British history enthusiasts have launched a new wikimedia web site, LGBT History Project, and want other lesbian, gay, bisexual and transgender people to contribute to it.
The www.lgbthistoryuk.org site was unveiled at the prelaunch event for Britain’s LGBT History Month in November at the Oval Cricket Ground in south London.
Using Wikipedia’s own software, everyone is invited to log on and enter stories, memories and knowledge of British gay life. Suggested topics include arts, sport, business, health, press, people and pubs and clubs.
This new site has already attracted entries about crime, politics and legislation, as well as one contributor specialising in bisexual culture, and another in south London’s gay groups. The site aims to records social memories, the nation’s changing attitudes and notable LGBT role models.
One article is about The Ladies of Llangollen, two noble women who lived together as a married couple and dressed as men in 1780s Wales. They became so famous they were visited by the Duke of Wellington, Josiah Wedgwood, William Wordsworth, Shelly, Byron and Walter Scott. They were also painted by famous artists of their day. One portrait hangs in the National Museum of Wales, Cardiff and their house in Plas Newydd is open to the public.
The site is looking for people from all over the United Kingdom to record what their own experiences.

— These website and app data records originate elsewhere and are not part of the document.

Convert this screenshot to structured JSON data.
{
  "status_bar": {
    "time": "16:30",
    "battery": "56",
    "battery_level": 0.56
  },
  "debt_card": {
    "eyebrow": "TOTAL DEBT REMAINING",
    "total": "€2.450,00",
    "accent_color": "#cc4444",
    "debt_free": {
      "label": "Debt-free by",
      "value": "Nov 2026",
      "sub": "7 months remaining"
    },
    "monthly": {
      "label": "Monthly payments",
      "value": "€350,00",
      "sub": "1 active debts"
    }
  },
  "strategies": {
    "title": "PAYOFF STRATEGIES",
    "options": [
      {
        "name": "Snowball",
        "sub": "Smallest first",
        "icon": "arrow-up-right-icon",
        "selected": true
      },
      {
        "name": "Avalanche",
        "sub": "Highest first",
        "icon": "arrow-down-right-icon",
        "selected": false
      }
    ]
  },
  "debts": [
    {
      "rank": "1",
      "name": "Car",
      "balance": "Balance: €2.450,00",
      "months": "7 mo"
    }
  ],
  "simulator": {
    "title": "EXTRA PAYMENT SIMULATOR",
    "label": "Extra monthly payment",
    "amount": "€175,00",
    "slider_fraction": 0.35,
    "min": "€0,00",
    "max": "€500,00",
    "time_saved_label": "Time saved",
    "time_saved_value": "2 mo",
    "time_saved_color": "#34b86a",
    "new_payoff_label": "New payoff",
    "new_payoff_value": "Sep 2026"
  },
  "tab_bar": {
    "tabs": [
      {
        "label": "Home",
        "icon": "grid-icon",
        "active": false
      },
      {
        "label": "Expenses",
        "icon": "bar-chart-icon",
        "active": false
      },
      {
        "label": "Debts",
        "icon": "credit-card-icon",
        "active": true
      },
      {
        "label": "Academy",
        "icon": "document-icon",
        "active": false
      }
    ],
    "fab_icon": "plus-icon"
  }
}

Founder, Jonathan Harbourne said: ‘In another 10 or 20 years, I don’t want people to forget the struggle and the fight that won us our equalities and freedoms. But I don’t want it to be all doom-and-gloom either – as a perceived minority we not only stood out against injustice, but often shone out, we often led the way in music and clubs, we celebrated our differences with the word Pride becoming synonymous with being LGB&T, and we stuck together during the health crisis we faced, raising millions of pounds.
‘My aim is that this site becomes an history time capsule, a resource to people and academics in years to come.
‘If you’ve never edited or created pages on Wikipedia, this is an excellent opportunity to experiment, with a more liberal approach than the strict Wikipedia guidelines.’
Despite this more liberal approach, Harbourne told Gay Star News he is working on ways to make sure articles are labelled reliably so readers know what is academically rigorous and what is just a personal memory or experience.
Open days at libraries and academic institutions are being planned for LGBT History Month, February 2012. These interactive workshops will introduce people to doing research and examining ‘primary sources’, and how to write articles for the wiki.